### Problem description:
Output every record exactly, and nothing more.
>>>
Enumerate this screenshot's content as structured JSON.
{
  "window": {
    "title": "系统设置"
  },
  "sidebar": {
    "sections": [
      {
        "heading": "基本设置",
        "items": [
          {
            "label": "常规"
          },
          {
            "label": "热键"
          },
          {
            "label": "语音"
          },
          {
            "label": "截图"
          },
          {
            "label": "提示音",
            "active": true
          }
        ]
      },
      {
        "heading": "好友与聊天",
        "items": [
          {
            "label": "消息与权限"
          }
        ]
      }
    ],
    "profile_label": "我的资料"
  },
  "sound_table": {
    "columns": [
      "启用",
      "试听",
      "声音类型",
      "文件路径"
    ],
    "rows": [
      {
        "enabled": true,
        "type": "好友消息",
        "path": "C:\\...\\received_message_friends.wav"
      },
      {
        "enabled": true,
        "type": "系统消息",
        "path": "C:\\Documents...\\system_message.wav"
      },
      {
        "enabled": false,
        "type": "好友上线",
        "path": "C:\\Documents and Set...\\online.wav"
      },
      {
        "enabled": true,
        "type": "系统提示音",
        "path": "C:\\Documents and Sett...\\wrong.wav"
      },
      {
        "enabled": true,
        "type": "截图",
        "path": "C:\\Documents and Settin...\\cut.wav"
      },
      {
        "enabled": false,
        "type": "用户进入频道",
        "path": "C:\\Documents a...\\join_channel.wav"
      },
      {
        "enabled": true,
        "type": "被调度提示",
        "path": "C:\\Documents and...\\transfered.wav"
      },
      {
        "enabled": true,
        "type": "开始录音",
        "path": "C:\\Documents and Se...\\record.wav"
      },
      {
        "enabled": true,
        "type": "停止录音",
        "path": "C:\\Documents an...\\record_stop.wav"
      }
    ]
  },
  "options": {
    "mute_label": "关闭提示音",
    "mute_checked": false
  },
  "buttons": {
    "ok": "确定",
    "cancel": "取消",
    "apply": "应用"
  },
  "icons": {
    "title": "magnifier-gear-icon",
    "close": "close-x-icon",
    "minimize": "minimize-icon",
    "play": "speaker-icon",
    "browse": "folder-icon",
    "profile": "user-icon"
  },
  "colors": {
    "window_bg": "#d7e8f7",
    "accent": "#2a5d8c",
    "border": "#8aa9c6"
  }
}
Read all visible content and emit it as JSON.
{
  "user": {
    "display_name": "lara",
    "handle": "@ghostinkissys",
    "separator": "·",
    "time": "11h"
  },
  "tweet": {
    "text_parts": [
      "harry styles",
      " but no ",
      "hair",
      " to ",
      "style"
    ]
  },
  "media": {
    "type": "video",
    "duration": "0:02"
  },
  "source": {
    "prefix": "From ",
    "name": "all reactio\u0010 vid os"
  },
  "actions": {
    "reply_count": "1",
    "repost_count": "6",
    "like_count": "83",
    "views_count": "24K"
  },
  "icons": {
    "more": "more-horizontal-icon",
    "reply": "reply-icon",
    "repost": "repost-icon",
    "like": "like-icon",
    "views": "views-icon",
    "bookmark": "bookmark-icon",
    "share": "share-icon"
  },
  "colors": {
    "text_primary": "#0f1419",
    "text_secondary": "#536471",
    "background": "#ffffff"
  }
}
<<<
### Output of the task:
Enumerate this screenshot's content as structured JSON.
{
  "window": {
    "title": "系统设置"
  },
  "sidebar": {
    "sections": [
      {
        "heading": "基本设置",
        "items": [
          {
            "label": "常规"
          },
          {
            "label": "热键"
          },
          {
            "label": "语音"
          },
          {
            "label": "截图"
          },
          {
            "label": "提示音",
            "active": true
          }
        ]
      },
      {
        "heading": "好友与聊天",
        "items": [
          {
            "label": "消息与权限"
          }
        ]
      }
    ],
    "profile_label": "我的资料"
  },
  "sound_table": {
    "columns": [
      "启用",
      "试听",
      "声音类型",
      "文件路径"
    ],
    "rows": [
      {
        "enabled": true,
        "type": "好友消息",
        "path": "C:\\...\\received_message_friends.wav"
      },
      {
        "enabled": true,
        "type": "系统消息",
        "path": "C:\\Documents...\\system_message.wav"
      },
      {
        "enabled": false,
        "type": "好友上线",
        "path": "C:\\Documents and Set...\\online.wav"
      },
      {
        "enabled": true,
        "type": "系统提示音",
        "path": "C:\\Documents and Sett...\\wrong.wav"
      },
      {
        "enabled": true,
        "type": "截图",
        "path": "C:\\Documents and Settin...\\cut.wav"
      },
      {
        "enabled": false,
        "type": "用户进入频道",
        "path": "C:\\Documents a...\\join_channel.wav"
      },
      {
        "enabled": true,
        "type": "被调度提示",
        "path": "C:\\Documents and...\\transfered.wav"
      },
      {
        "enabled": true,
        "type": "开始录音",
        "path": "C:\\Documents and Se...\\record.wav"
      },
      {
        "enabled": true,
        "type": "停止录音",
        "path": "C:\\Documents an...\\record_stop.wav"
      }
    ]
  },
  "options": {
    "mute_label": "关闭提示音",
    "mute_checked": false
  },
  "buttons": {
    "ok": "确定",
    "cancel": "取消",
    "apply": "应用"
  },
  "icons": {
    "title": "magnifier-gear-icon",
    "close": "close-x-icon",
    "minimize": "minimize-icon",
    "play": "speaker-icon",
    "browse": "folder-icon",
    "profile": "user-icon"
  },
  "colors": {
    "window_bg": "#d7e8f7",
    "accent": "#2a5d8c",
    "border": "#8aa9c6"
  }
}
Read all visible content and emit it as JSON.
{
  "user": {
    "display_name": "lara",
    "handle": "@ghostinkissys",
    "separator": "·",
    "time": "11h"
  },
  "tweet": {
    "text_parts": [
      "harry styles",
      " but no ",
      "hair",
      " to ",
      "style"
    ]
  },
  "media": {
    "type": "video",
    "duration": "0:02"
  },
  "source": {
    "prefix": "From ",
    "name": "all reactio\u0010 vid os"
  },
  "actions": {
    "reply_count": "1",
    "repost_count": "6",
    "like_count": "83",
    "views_count": "24K"
  },
  "icons": {
    "more": "more-horizontal-icon",
    "reply": "reply-icon",
    "repost": "repost-icon",
    "like": "like-icon",
    "views": "views-icon",
    "bookmark": "bookmark-icon",
    "share": "share-icon"
  },
  "colors": {
    "text_primary": "#0f1419",
    "text_secondary": "#536471",
    "background": "#ffffff"
  }
}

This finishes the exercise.